When a line below holds the string "this", show that line.

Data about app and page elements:
-------

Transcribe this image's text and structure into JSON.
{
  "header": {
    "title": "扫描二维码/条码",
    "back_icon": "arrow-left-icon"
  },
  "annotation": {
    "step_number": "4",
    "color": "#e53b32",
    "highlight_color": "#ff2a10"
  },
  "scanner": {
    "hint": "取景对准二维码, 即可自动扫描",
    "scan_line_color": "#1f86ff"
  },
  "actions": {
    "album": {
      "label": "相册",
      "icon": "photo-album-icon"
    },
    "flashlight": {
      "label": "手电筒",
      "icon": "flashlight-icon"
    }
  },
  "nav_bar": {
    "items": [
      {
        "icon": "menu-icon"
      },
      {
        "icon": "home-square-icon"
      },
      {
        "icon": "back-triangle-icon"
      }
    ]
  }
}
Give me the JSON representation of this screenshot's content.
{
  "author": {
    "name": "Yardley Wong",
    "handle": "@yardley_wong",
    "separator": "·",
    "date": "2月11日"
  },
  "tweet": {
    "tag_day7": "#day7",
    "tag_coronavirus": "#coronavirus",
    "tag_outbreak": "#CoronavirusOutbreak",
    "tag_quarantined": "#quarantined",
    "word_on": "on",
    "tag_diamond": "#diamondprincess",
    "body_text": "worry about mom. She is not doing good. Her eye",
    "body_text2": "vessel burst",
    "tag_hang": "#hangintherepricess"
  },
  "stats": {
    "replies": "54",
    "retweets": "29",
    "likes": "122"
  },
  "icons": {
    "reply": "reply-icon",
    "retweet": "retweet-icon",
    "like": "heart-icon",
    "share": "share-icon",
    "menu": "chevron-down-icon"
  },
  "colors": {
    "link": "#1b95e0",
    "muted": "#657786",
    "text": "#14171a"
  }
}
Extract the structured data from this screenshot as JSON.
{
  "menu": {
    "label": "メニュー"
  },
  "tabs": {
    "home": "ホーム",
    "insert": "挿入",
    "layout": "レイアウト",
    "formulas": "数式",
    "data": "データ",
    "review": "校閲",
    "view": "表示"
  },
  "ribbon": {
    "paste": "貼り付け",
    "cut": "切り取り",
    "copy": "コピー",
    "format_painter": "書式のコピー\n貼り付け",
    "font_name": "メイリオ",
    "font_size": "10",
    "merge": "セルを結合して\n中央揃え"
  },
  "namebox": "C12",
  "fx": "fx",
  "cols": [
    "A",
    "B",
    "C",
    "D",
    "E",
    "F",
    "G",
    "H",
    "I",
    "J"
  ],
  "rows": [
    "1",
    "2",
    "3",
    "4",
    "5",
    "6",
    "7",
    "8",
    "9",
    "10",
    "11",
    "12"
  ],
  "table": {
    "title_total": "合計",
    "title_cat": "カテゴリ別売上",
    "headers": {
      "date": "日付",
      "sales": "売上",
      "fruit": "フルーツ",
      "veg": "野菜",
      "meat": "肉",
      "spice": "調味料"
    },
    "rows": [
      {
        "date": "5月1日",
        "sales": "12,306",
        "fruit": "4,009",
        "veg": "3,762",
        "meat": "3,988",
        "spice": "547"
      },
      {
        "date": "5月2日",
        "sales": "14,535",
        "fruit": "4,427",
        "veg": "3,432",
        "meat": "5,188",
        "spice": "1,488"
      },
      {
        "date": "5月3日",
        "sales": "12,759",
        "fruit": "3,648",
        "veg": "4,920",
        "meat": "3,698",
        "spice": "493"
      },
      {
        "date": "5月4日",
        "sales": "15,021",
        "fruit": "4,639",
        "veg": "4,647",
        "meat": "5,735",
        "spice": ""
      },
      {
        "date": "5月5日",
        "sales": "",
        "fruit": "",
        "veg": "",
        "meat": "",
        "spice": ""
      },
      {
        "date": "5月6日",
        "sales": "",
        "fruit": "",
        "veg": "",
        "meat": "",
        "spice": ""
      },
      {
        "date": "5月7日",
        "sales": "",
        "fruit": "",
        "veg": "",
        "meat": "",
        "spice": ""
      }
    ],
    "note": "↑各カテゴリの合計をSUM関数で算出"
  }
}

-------

__RESPONSE BELOW__:
Transcribe this image's text and structure into JSON.
Give me the JSON representation of this screenshot's content.
Extract the structured data from this screenshot as JSON.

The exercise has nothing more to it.